A lot changed for women compared to their lives a century ago. With the help of the movement started by the suffragettes, women in many different countries, though not all, are finally able to vote.
No longer are men automatically seen as the breadwinners of the family and the women homemakers.
Many women of today finally have the chance to choose for themselves what they want to do in their lives.
However, just making more money is not enough to get rich. So if women today are finally getting jobs, working for themselves, and making more money, how come a big percentage of them continue to be financially impaired?
Here are the factors that keep women from getting rich despite increasing salaries and income:
Here are the factors that prevent women from getting rich despite increasing salaries and income:
Getting rich is not their priority.
This does not simply follow from the fact; various surveys also prove it. One global survey shows that when women think of success, more of them are more inclined to think of other things rather than extreme wealth.
Following the same survey, while almost 80% of women respondents chose to have more money over power or sex, it’s not for the sake of acquiring more money but for their and their families’ financial security.
On top of the growing distrust when it comes to financial service, more women would rather save their money rather than make investments.
This means that while they do have a lot of money, they do not grow in due time as opposed to investing them or keeping them in a bank. Other matters such as going on vacations or eating out seem to be prioritized by many of them over investing.
As a result of this quality of being overly cautious and intentionally limiting their options to grow their money, many of them miss out on opportunities to make it big.
Naturally, it is the men who are more likely to take such steps and risks, and it so follows that more of them can reap the bigger fruits in investing.
Too few of them are confident enough to handle their finances.
In case you are wondering why so little women take charge of their finances, studies and statistics will show us the answer why. Despite the fact that more and more women are climbing their career ladders and excelling in their chosen fields/professions, not a lot of them are handling their money on their own.
A study done by Fidelity shows that only 12% of women from Generation Y manage their finances, a significantly smaller percentage compared to the numbers in the past generations; it is 17% for females from Generation X, 24% of Baby Boomers, and 19% for the retired.
Aside from that, over half of their women respondents in a relationship think that her male partner could handle their finances better than she could. On top of that, while only 50% of men consider themselves beginner investors, it is up by 30 points when it comes to women.
The problem? It is not they do not have the abilities to handle their finances.

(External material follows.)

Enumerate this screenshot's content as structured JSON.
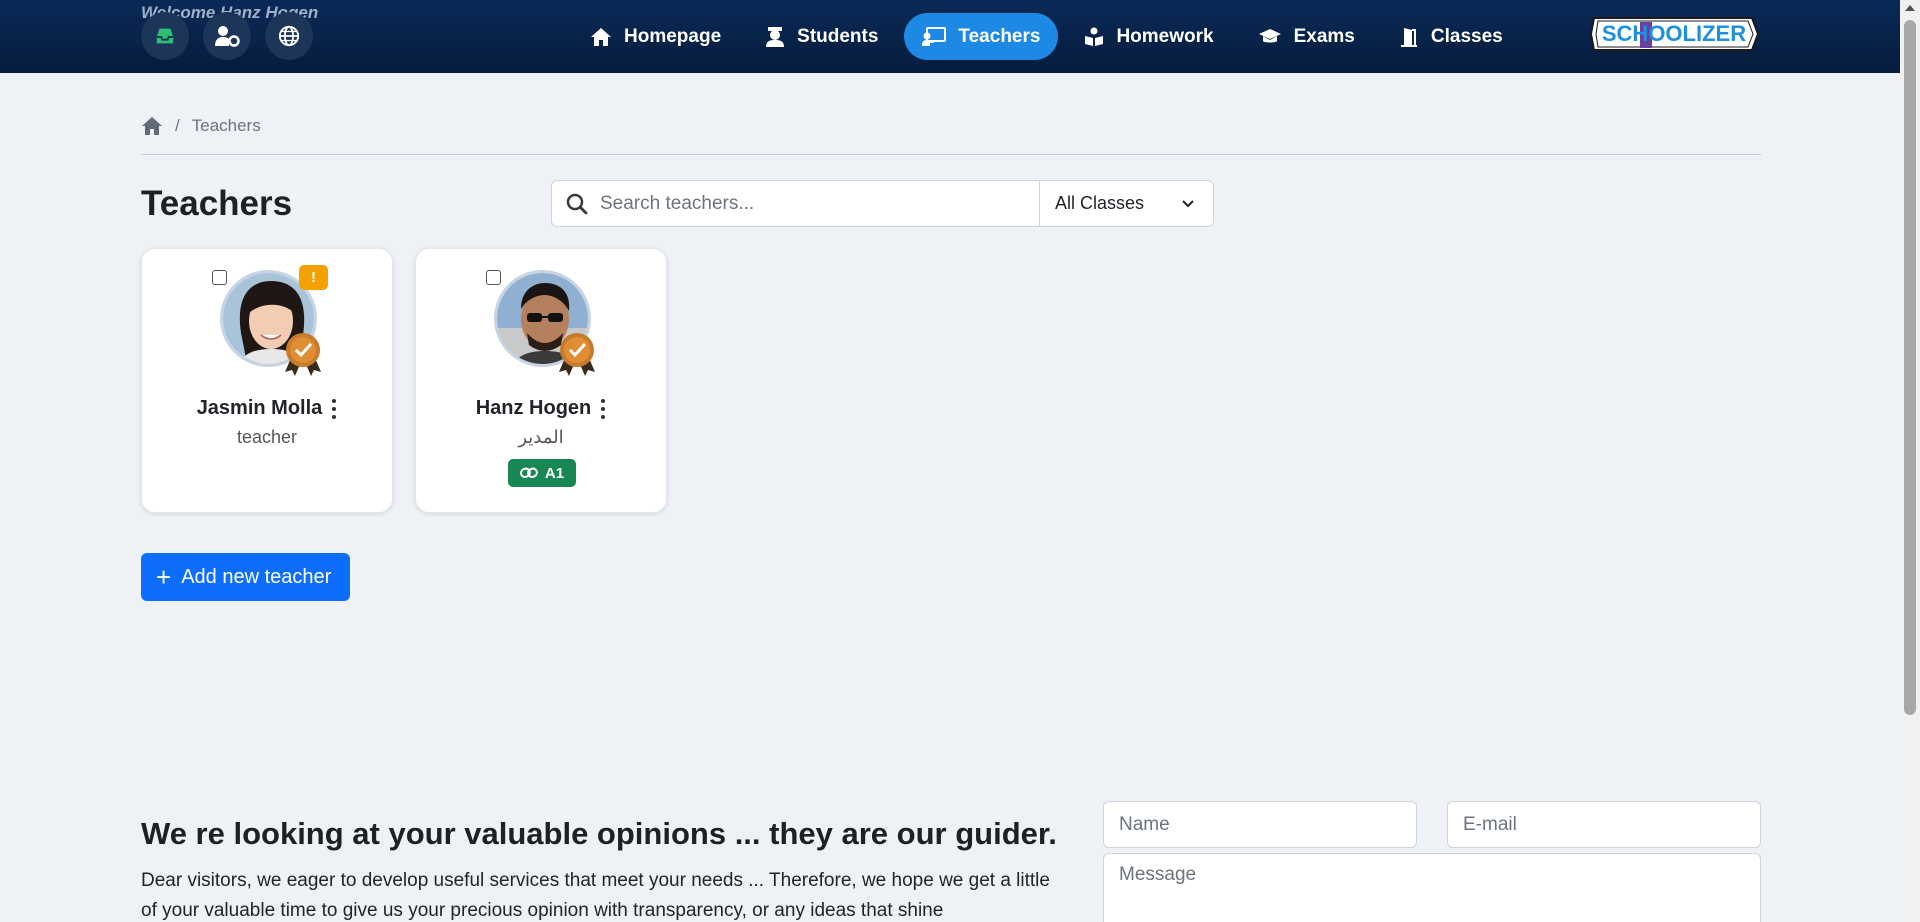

The same research points to two things. First, it reflects the confidence gap or the lack of confidence of women in themselves that they could make decisions on finances and investments on their own.
Second, it shows that many women have (or think they have) insufficient knowledge or education on financial management. They, therefore, fail to foresee the possible consequences of making certain decisions.
The solution to this is easier said than done. Education, knowledge, and experience can be building blocks for confidence. It follows that women need to be educated not only on handling their everyday finances but also on budgeting and growing their money by making well-thought-of investments.
They will need to have a try to do things on their own; mistakes will probably be made, but letting these experiences serve as lessons can also help improve you at it. Instead of heeding to general advice that turns out to be equivocal, go for financial advice and planning specific to you, what you have, and your needs.
She was nominated and selected for FORTUNE Most Powerful Women conference in 2016 (Asia) and 2015 (San Francisco, Next Gen).
Anna has 10 years of experience in the financial sector and is currently a Director in Tera Capital. Her previous work experience includes positions at Citigroup, United Overseas Bank, a regional role in Business Monitor and a boutique private equity firm based in Shanghai. She graduated from Singapore Management University (Finance and Quantitative Finance).
Latest posts by Anna V. Haotanto (see all)
- Break The Habit: How to Change Your Bad Money Behaviors - September 23, 2017
- Don’t Let It Bring You Down: How To Change Your Negative Thoughts On Money - September 21, 2017
- RazerPay vs NETS isn’t the right debate. Encouraging Innovation and Innovators to Step Up is. - September 19, 2017